While there was no written agreement that the $15 million was supposed to be used for the arena, this does not look well for the Coyotes to remain in Arizona much longer. The city has also accused new owner Anthony Barroway of even discussing a resolve face to face. According to the City of Glendale, the team has stated that Barroway has refused to come to Glendale since agreeing to become 51% responsible for the team, and the only way he would like to discuss matters would be a 90-minute session at his offices in New York.
The fans have also not helped at all with how dedicated they promised to be. They were third to last in attendance yet again, and their TV ratings are comparable to some minor league teams have. The Coyotes do not have a comfortable TV contract to begin with, and competing with the Phoenix Suns has already been hard enough to earn any kinds of ratings and attendance while both are in season.
Dumping off their top key players to help flux their cap was a smart move for 2015-2016, but as the days and weeks go by, talks with the owners and Glendale will move very quickly.
As far as relocating:

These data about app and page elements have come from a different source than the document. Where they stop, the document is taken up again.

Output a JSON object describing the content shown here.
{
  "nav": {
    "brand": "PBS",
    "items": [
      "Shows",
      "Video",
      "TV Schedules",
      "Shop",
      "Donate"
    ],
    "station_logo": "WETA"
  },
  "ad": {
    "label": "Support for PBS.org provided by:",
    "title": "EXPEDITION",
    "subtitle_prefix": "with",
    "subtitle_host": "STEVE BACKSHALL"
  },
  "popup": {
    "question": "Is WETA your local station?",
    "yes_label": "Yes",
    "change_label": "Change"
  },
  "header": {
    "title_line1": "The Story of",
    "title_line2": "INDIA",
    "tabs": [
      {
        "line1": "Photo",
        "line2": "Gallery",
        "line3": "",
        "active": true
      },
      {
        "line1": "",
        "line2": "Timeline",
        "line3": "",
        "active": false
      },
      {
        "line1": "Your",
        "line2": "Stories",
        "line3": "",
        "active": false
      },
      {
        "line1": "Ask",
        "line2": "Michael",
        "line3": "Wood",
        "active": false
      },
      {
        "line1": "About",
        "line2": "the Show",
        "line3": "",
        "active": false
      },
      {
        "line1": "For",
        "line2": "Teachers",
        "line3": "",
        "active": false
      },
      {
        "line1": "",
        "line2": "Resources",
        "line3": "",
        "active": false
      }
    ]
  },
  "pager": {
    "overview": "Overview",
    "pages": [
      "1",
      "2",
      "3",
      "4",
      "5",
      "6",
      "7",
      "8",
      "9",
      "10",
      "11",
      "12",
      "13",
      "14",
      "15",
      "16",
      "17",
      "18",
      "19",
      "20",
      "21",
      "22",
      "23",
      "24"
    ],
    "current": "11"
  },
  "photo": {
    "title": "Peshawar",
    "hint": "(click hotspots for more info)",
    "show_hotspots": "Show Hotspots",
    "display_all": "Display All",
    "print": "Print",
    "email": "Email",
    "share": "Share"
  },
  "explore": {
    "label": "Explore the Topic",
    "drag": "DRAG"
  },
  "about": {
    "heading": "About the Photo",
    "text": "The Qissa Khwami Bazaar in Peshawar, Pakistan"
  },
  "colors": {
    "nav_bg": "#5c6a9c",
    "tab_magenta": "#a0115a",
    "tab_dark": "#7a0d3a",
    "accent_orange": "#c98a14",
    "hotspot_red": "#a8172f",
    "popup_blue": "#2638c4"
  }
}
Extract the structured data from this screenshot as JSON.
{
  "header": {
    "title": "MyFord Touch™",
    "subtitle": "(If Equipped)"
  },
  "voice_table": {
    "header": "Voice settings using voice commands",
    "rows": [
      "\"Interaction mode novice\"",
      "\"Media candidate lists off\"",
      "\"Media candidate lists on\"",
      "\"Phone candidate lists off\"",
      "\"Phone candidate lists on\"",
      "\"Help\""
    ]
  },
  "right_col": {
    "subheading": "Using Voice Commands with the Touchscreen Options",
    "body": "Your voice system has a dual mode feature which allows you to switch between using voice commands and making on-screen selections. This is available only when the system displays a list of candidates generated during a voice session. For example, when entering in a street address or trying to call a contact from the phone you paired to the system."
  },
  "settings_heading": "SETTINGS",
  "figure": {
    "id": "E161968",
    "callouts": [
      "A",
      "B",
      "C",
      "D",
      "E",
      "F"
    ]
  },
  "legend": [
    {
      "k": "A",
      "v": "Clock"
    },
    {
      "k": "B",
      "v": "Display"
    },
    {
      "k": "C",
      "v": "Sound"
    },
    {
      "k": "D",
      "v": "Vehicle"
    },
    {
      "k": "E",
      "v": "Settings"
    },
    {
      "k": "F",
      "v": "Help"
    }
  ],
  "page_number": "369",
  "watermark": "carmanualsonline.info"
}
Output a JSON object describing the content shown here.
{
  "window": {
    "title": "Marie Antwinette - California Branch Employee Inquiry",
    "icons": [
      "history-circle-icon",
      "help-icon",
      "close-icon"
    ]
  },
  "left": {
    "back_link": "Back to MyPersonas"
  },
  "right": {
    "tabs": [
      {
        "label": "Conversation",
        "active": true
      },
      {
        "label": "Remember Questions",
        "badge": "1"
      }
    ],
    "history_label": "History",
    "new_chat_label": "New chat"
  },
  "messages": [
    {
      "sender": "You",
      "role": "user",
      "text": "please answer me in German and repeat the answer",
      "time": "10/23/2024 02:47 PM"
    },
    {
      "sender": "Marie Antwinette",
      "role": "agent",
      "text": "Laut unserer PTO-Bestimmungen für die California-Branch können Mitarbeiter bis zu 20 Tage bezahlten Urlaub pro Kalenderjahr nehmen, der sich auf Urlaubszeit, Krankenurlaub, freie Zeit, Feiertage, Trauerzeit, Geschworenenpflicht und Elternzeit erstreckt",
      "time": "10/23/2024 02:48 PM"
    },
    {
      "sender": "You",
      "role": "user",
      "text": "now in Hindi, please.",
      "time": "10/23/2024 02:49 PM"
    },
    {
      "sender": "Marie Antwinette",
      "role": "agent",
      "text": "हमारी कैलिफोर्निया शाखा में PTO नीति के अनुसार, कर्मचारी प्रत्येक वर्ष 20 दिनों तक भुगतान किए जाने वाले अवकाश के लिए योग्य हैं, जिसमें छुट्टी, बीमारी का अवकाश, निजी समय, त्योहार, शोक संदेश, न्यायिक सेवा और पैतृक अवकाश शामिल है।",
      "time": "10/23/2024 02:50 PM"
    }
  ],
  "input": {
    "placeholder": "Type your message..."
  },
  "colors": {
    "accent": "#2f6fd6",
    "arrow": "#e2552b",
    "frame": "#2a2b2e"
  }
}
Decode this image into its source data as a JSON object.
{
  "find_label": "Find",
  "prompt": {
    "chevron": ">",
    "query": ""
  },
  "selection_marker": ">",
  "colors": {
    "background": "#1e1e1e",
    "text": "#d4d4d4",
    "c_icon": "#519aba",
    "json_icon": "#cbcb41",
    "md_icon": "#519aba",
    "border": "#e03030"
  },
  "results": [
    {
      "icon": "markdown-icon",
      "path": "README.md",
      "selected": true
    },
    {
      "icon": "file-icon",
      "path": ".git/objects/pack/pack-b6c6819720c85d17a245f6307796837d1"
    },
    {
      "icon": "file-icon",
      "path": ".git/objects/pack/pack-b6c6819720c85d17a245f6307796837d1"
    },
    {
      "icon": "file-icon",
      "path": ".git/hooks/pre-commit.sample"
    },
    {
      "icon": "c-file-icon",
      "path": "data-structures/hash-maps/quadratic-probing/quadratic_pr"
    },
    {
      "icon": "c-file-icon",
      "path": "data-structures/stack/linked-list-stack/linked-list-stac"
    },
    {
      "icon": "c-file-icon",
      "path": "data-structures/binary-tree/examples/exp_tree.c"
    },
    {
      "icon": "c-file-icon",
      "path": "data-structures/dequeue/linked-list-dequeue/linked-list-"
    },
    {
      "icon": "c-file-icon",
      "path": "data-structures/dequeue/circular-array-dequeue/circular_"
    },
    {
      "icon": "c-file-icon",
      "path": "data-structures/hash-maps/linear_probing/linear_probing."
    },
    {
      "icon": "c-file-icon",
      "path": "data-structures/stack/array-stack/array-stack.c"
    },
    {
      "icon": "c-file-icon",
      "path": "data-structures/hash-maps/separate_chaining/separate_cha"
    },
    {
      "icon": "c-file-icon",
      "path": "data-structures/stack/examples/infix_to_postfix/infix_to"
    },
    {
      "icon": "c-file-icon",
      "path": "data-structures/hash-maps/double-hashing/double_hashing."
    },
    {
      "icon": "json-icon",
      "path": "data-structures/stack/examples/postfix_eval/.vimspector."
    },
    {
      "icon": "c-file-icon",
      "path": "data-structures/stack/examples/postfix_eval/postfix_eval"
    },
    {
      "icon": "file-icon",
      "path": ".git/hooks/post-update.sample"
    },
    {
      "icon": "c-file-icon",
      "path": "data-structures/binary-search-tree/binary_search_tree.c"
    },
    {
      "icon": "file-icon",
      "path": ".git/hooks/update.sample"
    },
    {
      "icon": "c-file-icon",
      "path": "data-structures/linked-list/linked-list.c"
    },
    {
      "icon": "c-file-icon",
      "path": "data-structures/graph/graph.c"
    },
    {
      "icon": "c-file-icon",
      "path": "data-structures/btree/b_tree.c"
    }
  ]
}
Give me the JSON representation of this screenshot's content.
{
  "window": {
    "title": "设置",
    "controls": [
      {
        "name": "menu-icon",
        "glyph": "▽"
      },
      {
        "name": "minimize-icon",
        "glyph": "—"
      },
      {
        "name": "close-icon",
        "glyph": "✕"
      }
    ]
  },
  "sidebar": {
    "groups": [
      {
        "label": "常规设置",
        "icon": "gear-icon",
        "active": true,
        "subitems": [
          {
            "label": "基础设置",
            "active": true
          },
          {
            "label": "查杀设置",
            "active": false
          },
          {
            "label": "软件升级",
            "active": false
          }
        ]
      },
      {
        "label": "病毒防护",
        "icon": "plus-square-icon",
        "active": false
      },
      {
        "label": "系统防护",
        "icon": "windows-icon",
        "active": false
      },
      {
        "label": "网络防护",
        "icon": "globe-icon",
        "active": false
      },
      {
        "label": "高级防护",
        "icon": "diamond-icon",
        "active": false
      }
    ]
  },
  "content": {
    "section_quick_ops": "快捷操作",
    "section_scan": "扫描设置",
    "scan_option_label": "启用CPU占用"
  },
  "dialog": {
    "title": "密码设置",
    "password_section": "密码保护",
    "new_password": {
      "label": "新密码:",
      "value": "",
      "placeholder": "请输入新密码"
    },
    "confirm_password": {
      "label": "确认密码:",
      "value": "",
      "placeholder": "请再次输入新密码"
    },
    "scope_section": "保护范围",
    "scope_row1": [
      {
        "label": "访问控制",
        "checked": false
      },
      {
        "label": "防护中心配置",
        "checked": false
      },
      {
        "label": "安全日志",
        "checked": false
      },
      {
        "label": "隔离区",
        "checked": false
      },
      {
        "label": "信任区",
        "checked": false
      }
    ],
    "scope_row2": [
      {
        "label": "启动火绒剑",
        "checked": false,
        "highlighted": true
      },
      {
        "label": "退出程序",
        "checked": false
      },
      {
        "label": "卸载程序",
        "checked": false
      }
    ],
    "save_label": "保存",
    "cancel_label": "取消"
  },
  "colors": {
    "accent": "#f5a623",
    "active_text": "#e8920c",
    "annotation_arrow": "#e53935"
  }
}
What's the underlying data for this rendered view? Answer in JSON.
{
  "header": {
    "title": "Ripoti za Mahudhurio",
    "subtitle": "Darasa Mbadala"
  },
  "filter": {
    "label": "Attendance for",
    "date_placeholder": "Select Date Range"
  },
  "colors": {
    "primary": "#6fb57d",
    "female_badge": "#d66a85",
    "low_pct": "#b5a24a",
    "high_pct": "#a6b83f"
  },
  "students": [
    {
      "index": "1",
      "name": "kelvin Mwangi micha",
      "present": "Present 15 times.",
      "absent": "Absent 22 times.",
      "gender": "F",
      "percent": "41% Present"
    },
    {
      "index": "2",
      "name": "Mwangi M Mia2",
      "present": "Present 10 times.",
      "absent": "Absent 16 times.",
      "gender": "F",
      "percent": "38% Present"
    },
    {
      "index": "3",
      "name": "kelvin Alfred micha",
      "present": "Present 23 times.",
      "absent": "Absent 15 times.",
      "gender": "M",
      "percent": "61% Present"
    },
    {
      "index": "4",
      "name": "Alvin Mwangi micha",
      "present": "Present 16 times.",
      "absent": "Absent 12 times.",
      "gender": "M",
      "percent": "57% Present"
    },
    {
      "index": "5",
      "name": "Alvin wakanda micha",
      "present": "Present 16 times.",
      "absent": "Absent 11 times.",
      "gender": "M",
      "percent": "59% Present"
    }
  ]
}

One NHL owner said the most likely outcome over the next few years will see the team move. Rumoured landing spots are Seattle, Portland, Quebec City, Southern Ontario and Las Vegas.
But Seattle does not have an arena, and there’s little appetite among the local population to pay for a new rink. “This can’t work with private money,” the NHL team owner said. “The team acquisition cost and arena finance bill would combine to be over $800 million. It doesn’t work in Seattle with those numbers.”
The NHL team owner said Portland faces similar hurdles because billionaire Paul Allen, who owns the NBA’s Trail Blazers and controls the arena there, “doesn’t care about hockey.”
As for Quebec City or Southern Ontario? “Nope. Both of those cities make the balanced conference problem worse,” said the NHL team owner, who declined to speak publicly for fear of being fined by the league. “I think it leaves us with Las Vegas as our best alternative. I could see them moving the Coyotes there when the new arena is done.”
It just seems inevitable now that the team is looking at other options, but now the timetable seems to be when rather than if. The cities mentioned above aren’t ready to handle another NHL team, and Seattle seems to be off the table considering they refuse to build a new arena (note the history of the Seattle Supersonics). Las Veags is not ready to hold a team right this minute, but their new MGM-AEG arena is planned to be open by 2016. While hockey has not been successful in Sin City, they have been craving a major professional team for years. The NHL has been considering taking a risk, and this is could be the team to do so. The Orleans Arena has hosed the Las Vegas Wranglers, an ECHL team that went under last season. The lease for the arena is cheap, and even if they cannot seat more than 10,000 to begin with, it would be the perfect arena as a temporary home. The MGM Grand Arena does seat a lot more, but it is coming with age. Regardless, with whatever decision transpires, the biggest fear seems like it is bound to happen to a team that has suffered for years.